## WORK TO BE COMPLETED
Copy out each line below exactly as written.

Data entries
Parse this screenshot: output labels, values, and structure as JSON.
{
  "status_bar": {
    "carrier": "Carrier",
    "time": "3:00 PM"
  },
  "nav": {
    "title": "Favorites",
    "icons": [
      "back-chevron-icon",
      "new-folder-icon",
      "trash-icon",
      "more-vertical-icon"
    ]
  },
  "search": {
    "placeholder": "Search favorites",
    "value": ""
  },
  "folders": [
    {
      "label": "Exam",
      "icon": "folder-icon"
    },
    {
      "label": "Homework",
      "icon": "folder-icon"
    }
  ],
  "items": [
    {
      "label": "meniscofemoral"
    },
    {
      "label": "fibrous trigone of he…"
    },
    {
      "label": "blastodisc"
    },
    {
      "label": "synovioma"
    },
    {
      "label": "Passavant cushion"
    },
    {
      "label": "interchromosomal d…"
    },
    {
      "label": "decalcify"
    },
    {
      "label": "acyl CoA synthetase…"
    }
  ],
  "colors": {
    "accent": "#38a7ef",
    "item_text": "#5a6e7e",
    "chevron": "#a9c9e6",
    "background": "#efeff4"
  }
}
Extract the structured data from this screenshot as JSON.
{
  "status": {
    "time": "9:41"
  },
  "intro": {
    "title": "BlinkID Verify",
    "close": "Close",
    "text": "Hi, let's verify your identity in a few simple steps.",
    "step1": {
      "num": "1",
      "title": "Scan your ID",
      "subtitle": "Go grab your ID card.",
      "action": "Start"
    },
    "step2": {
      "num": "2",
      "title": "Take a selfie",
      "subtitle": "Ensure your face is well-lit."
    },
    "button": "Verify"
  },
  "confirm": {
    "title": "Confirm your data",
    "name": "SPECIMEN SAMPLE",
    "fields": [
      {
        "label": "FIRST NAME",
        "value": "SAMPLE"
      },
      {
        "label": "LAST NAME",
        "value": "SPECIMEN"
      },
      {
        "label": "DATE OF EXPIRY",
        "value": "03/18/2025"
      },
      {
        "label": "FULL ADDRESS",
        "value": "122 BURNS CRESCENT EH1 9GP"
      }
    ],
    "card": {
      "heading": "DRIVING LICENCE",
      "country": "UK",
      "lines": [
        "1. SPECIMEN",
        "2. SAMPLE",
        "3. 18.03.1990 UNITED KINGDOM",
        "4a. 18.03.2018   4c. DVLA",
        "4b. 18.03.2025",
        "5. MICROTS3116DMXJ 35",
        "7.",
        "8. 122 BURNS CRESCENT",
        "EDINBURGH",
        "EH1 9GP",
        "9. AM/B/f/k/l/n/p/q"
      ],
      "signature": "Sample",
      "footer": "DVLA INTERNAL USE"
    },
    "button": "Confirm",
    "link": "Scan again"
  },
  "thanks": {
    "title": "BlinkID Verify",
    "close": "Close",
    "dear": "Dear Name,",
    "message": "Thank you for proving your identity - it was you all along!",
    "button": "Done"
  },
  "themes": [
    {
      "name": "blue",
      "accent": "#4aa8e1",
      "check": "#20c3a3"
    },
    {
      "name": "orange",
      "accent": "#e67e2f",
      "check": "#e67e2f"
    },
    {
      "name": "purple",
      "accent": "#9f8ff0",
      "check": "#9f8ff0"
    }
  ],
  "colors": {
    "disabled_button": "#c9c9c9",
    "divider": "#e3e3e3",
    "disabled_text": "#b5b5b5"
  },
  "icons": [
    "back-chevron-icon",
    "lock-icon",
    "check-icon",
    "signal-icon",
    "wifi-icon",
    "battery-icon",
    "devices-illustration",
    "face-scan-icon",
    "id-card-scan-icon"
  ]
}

## ANSWER TO THIS TASK
Parse this screenshot: output labels, values, and structure as JSON.
{
  "status_bar": {
    "carrier": "Carrier",
    "time": "3:00 PM"
  },
  "nav": {
    "title": "Favorites",
    "icons": [
      "back-chevron-icon",
      "new-folder-icon",
      "trash-icon",
      "more-vertical-icon"
    ]
  },
  "search": {
    "placeholder": "Search favorites",
    "value": ""
  },
  "folders": [
    {
      "label": "Exam",
      "icon": "folder-icon"
    },
    {
      "label": "Homework",
      "icon": "folder-icon"
    }
  ],
  "items": [
    {
      "label": "meniscofemoral"
    },
    {
      "label": "fibrous trigone of he…"
    },
    {
      "label": "blastodisc"
    },
    {
      "label": "synovioma"
    },
    {
      "label": "Passavant cushion"
    },
    {
      "label": "interchromosomal d…"
    },
    {
      "label": "decalcify"
    },
    {
      "label": "acyl CoA synthetase…"
    }
  ],
  "colors": {
    "accent": "#38a7ef",
    "item_text": "#5a6e7e",
    "chevron": "#a9c9e6",
    "background": "#efeff4"
  }
}
Extract the structured data from this screenshot as JSON.
{
  "status": {
    "time": "9:41"
  },
  "intro": {
    "title": "BlinkID Verify",
    "close": "Close",
    "text": "Hi, let's verify your identity in a few simple steps.",
    "step1": {
      "num": "1",
      "title": "Scan your ID",
      "subtitle": "Go grab your ID card.",
      "action": "Start"
    },
    "step2": {
      "num": "2",
      "title": "Take a selfie",
      "subtitle": "Ensure your face is well-lit."
    },
    "button": "Verify"
  },
  "confirm": {
    "title": "Confirm your data",
    "name": "SPECIMEN SAMPLE",
    "fields": [
      {
        "label": "FIRST NAME",
        "value": "SAMPLE"
      },
      {
        "label": "LAST NAME",
        "value": "SPECIMEN"
      },
      {
        "label": "DATE OF EXPIRY",
        "value": "03/18/2025"
      },
      {
        "label": "FULL ADDRESS",
        "value": "122 BURNS CRESCENT EH1 9GP"
      }
    ],
    "card": {
      "heading": "DRIVING LICENCE",
      "country": "UK",
      "lines": [
        "1. SPECIMEN",
        "2. SAMPLE",
        "3. 18.03.1990 UNITED KINGDOM",
        "4a. 18.03.2018   4c. DVLA",
        "4b. 18.03.2025",
        "5. MICROTS3116DMXJ 35",
        "7.",
        "8. 122 BURNS CRESCENT",
        "EDINBURGH",
        "EH1 9GP",
        "9. AM/B/f/k/l/n/p/q"
      ],
      "signature": "Sample",
      "footer": "DVLA INTERNAL USE"
    },
    "button": "Confirm",
    "link": "Scan again"
  },
  "thanks": {
    "title": "BlinkID Verify",
    "close": "Close",
    "dear": "Dear Name,",
    "message": "Thank you for proving your identity - it was you all along!",
    "button": "Done"
  },
  "themes": [
    {
      "name": "blue",
      "accent": "#4aa8e1",
      "check": "#20c3a3"
    },
    {
      "name": "orange",
      "accent": "#e67e2f",
      "check": "#e67e2f"
    },
    {
      "name": "purple",
      "accent": "#9f8ff0",
      "check": "#9f8ff0"
    }
  ],
  "colors": {
    "disabled_button": "#c9c9c9",
    "divider": "#e3e3e3",
    "disabled_text": "#b5b5b5"
  },
  "icons": [
    "back-chevron-icon",
    "lock-icon",
    "check-icon",
    "signal-icon",
    "wifi-icon",
    "battery-icon",
    "devices-illustration",
    "face-scan-icon",
    "id-card-scan-icon"
  ]
}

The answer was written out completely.